Many of these recipes are ones I've come across either on the web, in books, my grandmother, or they are ones that I have tweaked to try to lower the amount of carbs per serving.

Please feel free to check out Sugar Free Candyland's "sister blog".... Sugar Free Candyland's Cookbook! You can also reach this blog by clicking on the tab at the top titled "Sugar Free Candyland's Cookbook.

Be sure to "follow" that blog as well, to stay updated when we post new yummy recipes! And share it with your friends too!


Do you have recipe's you'd like to share? Maybe have some recipes that you just can't figure out the carb counts for? How about some ideas you'd like to see us discuss here on Sugar Free Candyland? Share them! Post a comment below! I love hearing from my readers! Or, if it's a recipe, email them to me at t1dteamlenny@gmail.com and you might see them posted on our sister blog!

Have an awesome, yummy day!

Sunday, April 29, 2012

Happy to Help

This week, I met this wonderful lady on Twitter. Her name is Paulette Motzko, and she is the founder of an online cooking magazine called Cooking Up A Storm In CA.

The website is chock full of a variety of recipes. I mean, there's a ton to choose from!

She had asked me to help her with her diabetic section on her website, and created a new Living with Diabetes Group where I can post various recipes, information, etc, about diabetes.

Of course, I could not turn down this offer! LOL! Any way I can help out a fellow family/person living with diabetes, I'm all for!

Paulette is such a wonderful person. Ever since our first discussions on Twitter, we have texted back and forth almost daily!
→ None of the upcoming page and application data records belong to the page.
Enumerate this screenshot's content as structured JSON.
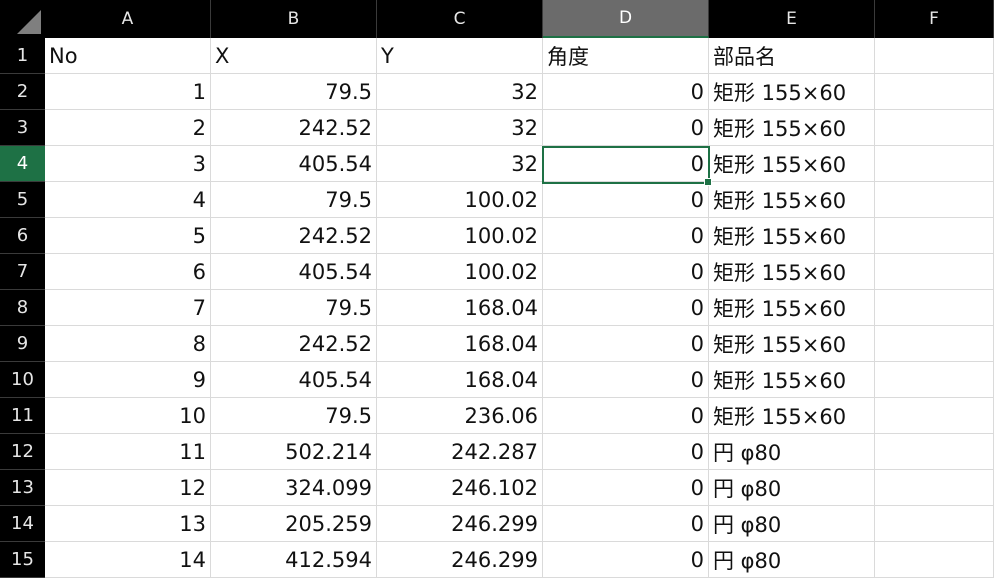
{
  "column_headers": [
    "A",
    "B",
    "C",
    "D",
    "E",
    "F"
  ],
  "row_headers": [
    "1",
    "2",
    "3",
    "4",
    "5",
    "6",
    "7",
    "8",
    "9",
    "10",
    "11",
    "12",
    "13",
    "14",
    "15"
  ],
  "active_cell": "D4",
  "header_row": [
    "No",
    "X",
    "Y",
    "角度",
    "部品名",
    ""
  ],
  "rows": [
    [
      "1",
      "79.5",
      "32",
      "0",
      "矩形 155×60",
      ""
    ],
    [
      "2",
      "242.52",
      "32",
      "0",
      "矩形 155×60",
      ""
    ],
    [
      "3",
      "405.54",
      "32",
      "0",
      "矩形 155×60",
      ""
    ],
    [
      "4",
      "79.5",
      "100.02",
      "0",
      "矩形 155×60",
      ""
    ],
    [
      "5",
      "242.52",
      "100.02",
      "0",
      "矩形 155×60",
      ""
    ],
    [
      "6",
      "405.54",
      "100.02",
      "0",
      "矩形 155×60",
      ""
    ],
    [
      "7",
      "79.5",
      "168.04",
      "0",
      "矩形 155×60",
      ""
    ],
    [
      "8",
      "242.52",
      "168.04",
      "0",
      "矩形 155×60",
      ""
    ],
    [
      "9",
      "405.54",
      "168.04",
      "0",
      "矩形 155×60",
      ""
    ],
    [
      "10",
      "79.5",
      "236.06",
      "0",
      "矩形 155×60",
      ""
    ],
    [
      "11",
      "502.214",
      "242.287",
      "0",
      "円 φ80",
      ""
    ],
    [
      "12",
      "324.099",
      "246.102",
      "0",
      "円 φ80",
      ""
    ],
    [
      "13",
      "205.259",
      "246.299",
      "0",
      "円 φ80",
      ""
    ],
    [
      "14",
      "412.594",
      "246.299",
      "0",
      "円 φ80",
      ""
    ]
  ],
  "colors": {
    "header_bg": "#000000",
    "active_header_bg": "#6b6b6b",
    "accent_green": "#1e7145",
    "gridline": "#dadada"
  }
}
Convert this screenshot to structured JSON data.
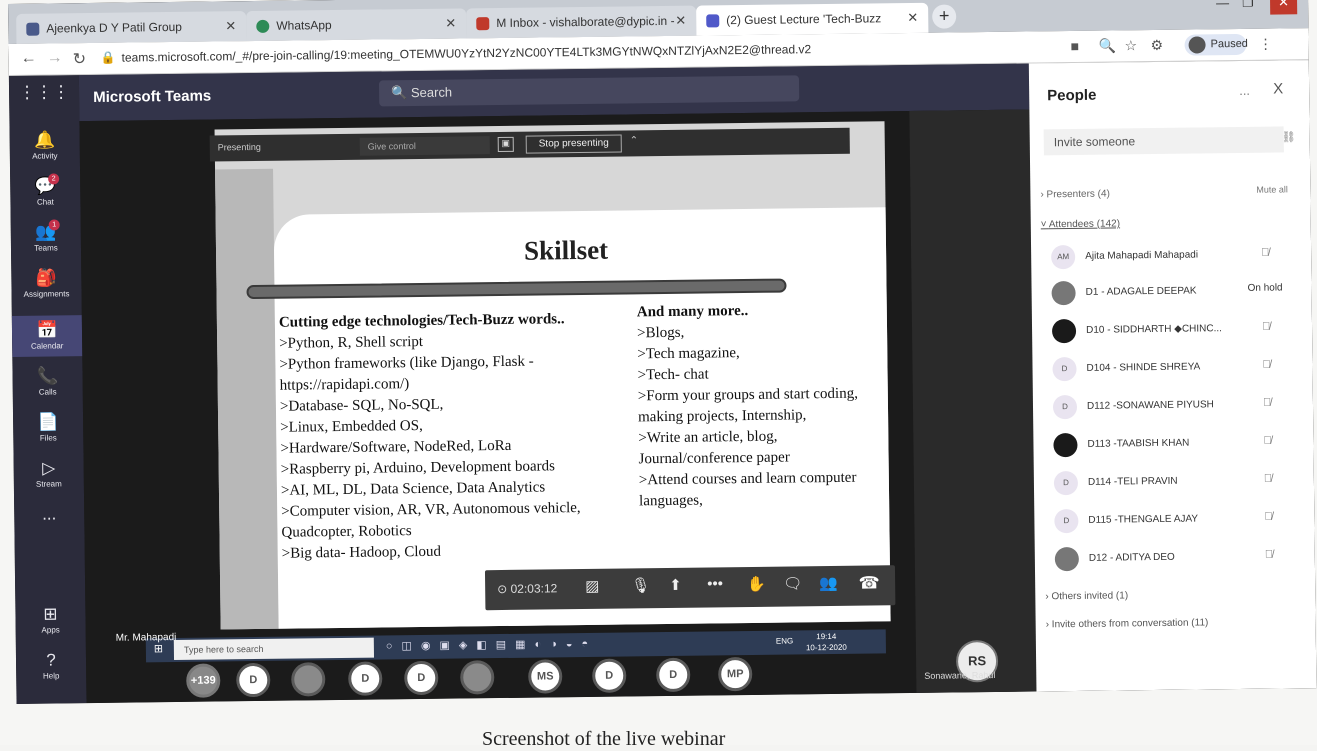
{
  "browser": {
    "tabs": [
      {
        "title": "Ajeenkya D Y Patil Group",
        "favicon_color": "#4a5a8a"
      },
      {
        "title": "WhatsApp",
        "favicon_color": "#2e8b57"
      },
      {
        "title": "M Inbox - vishalborate@dypic.in -",
        "favicon_color": "#c0392b"
      },
      {
        "title": "(2) Guest Lecture 'Tech-Buzz",
        "favicon_color": "#5059c9",
        "active": true
      }
    ],
    "new_tab": "+",
    "url": "teams.microsoft.com/_#/pre-join-calling/19:meeting_OTEMWU0YzYtN2YzNC00YTE4LTk3MGYtNWQxNTZlYjAxN2E2@thread.v2",
    "profile": "Paused"
  },
  "teams": {
    "app_title": "Microsoft Teams",
    "search_placeholder": "Search",
    "rail": [
      {
        "label": "Activity",
        "icon": "bell-icon"
      },
      {
        "label": "Chat",
        "icon": "chat-icon",
        "badge": "2"
      },
      {
        "label": "Teams",
        "icon": "teams-icon",
        "badge": "1"
      },
      {
        "label": "Assignments",
        "icon": "assignments-icon"
      },
      {
        "label": "Calendar",
        "icon": "calendar-icon"
      },
      {
        "label": "Calls",
        "icon": "phone-icon"
      },
      {
        "label": "Files",
        "icon": "files-icon"
      },
      {
        "label": "Stream",
        "icon": "stream-icon"
      },
      {
        "label": "...",
        "icon": "more-icon"
      },
      {
        "label": "Apps",
        "icon": "apps-icon"
      },
      {
        "label": "Help",
        "icon": "help-icon"
      }
    ]
  },
  "presenting_bar": {
    "label": "Presenting",
    "select": "Give control",
    "stop": "Stop presenting"
  },
  "slide": {
    "title": "Skillset",
    "left_heading": "Cutting edge technologies/Tech-Buzz words..",
    "left_items": [
      ">Python, R,  Shell script",
      ">Python frameworks (like Django, Flask - https://rapidapi.com/)",
      ">Database- SQL, No-SQL,",
      ">Linux, Embedded OS,",
      ">Hardware/Software, NodeRed, LoRa",
      ">Raspberry pi, Arduino, Development boards",
      ">AI, ML, DL, Data Science, Data Analytics",
      ">Computer vision, AR, VR, Autonomous vehicle, Quadcopter, Robotics",
      ">Big data- Hadoop, Cloud"
    ],
    "right_heading": "And many more..",
    "right_items": [
      ">Blogs,",
      ">Tech magazine,",
      ">Tech- chat",
      ">Form your groups and start coding, making projects, Internship,",
      ">Write an article, blog, Journal/conference paper",
      ">Attend courses and learn computer languages,"
    ]
  },
  "call_controls": {
    "timer": "02:03:12"
  },
  "taskbar": {
    "search_placeholder": "Type here to search",
    "time": "19:14",
    "date": "10-12-2020",
    "lang": "ENG"
  },
  "presenter_name": "Mr. Mahapadi",
  "participants": [
    "+139",
    "D",
    "",
    "D",
    "D",
    "",
    "MS",
    "D",
    "D",
    "MP"
  ],
  "self_tile": {
    "initials": "RS",
    "name": "Sonawane, Rahul"
  },
  "people_panel": {
    "title": "People",
    "more": "...",
    "close": "X",
    "invite_placeholder": "Invite someone",
    "presenters": "Presenters (4)",
    "mute_all": "Mute all",
    "attendees": "Attendees (142)",
    "people": [
      {
        "initials": "AM",
        "name": "Ajita Mahapadi Mahapadi",
        "state": "muted"
      },
      {
        "initials": "",
        "name": "D1 - ADAGALE DEEPAK",
        "state": "On hold",
        "pic": "photo"
      },
      {
        "initials": "",
        "name": "D10 - SIDDHARTH ◆CHINC...",
        "state": "muted",
        "pic": "dark"
      },
      {
        "initials": "D",
        "name": "D104 - SHINDE SHREYA",
        "state": "muted"
      },
      {
        "initials": "D",
        "name": "D112 -SONAWANE PIYUSH",
        "state": "muted"
      },
      {
        "initials": "",
        "name": "D113 -TAABISH KHAN",
        "state": "muted",
        "pic": "dark"
      },
      {
        "initials": "D",
        "name": "D114 -TELI PRAVIN",
        "state": "muted"
      },
      {
        "initials": "D",
        "name": "D115 -THENGALE AJAY",
        "state": "muted"
      },
      {
        "initials": "",
        "name": "D12 - ADITYA DEO",
        "state": "muted",
        "pic": "photo"
      }
    ],
    "others_invited": "Others invited (1)",
    "invite_others": "Invite others from conversation (11)"
  },
  "caption": "Screenshot of the live webinar"
}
She has become such an inspiration to me in the kitchen, I am even considering creating a new blog to talk about my adventures in the kitchen! What do you all think? Should I?

I'd like to encourage you all to join me on her site, take a look around, and see what all yummy dishes the site has to offer... and, don't forget to join the Living with Diabetes--Recipe's and More group, and the Diabetic Dishes page!




Visit Cooking Up A Storm All Over The World!

Wednesday, April 25, 2012

If This Was A Test, You'd Get 100%!

Yesterday was Little Man's endo appointment. While, I admit, most of the time we were actually sitting in the office (after the urine sample and A1C finger stick, and downloading his pump info), the appointment consisted of just chit chat... we also got some awesome news!

His A1C results back in January were 7.9.

This time they were....

(drum roll please......)


7.2!!

Oh yeah! Take that diabetes!

I got so excited, I had a permanent smile on my face for a good 3 hours (tried desperately to spare the nurse my embarrassing "chair dancing" skills lol!)


Little Man sat on the little bed in the room, looking back at me and the nurse, asking, "What does that mean? Is that good?"

I looked at him and said, "That's very good!" and gave him a high five for all the hard work he's done trying to learn everything and manage things. The nurse told him "Yes, it is very good! Its like, if this was a test in school, you'd get 100%!"

Its funny she put it that way too, because, while we were waiting in the hall to see if she was going to send us out to the waiting room till a room opened up for us, or send us straight back, I was telling the nurse that was doing the finger stick for his A1C that "I always get a little nervous for these appointments, waiting for the A1C results. Its like, its our report card!"

The really exciting thing about his A1C result is... It's the lowest we've ever had it since he was diagnosed 3 1/2 years ago! January's was the highest it's ever been, too.

What's the lowest A1C result you've had?
What's the highest?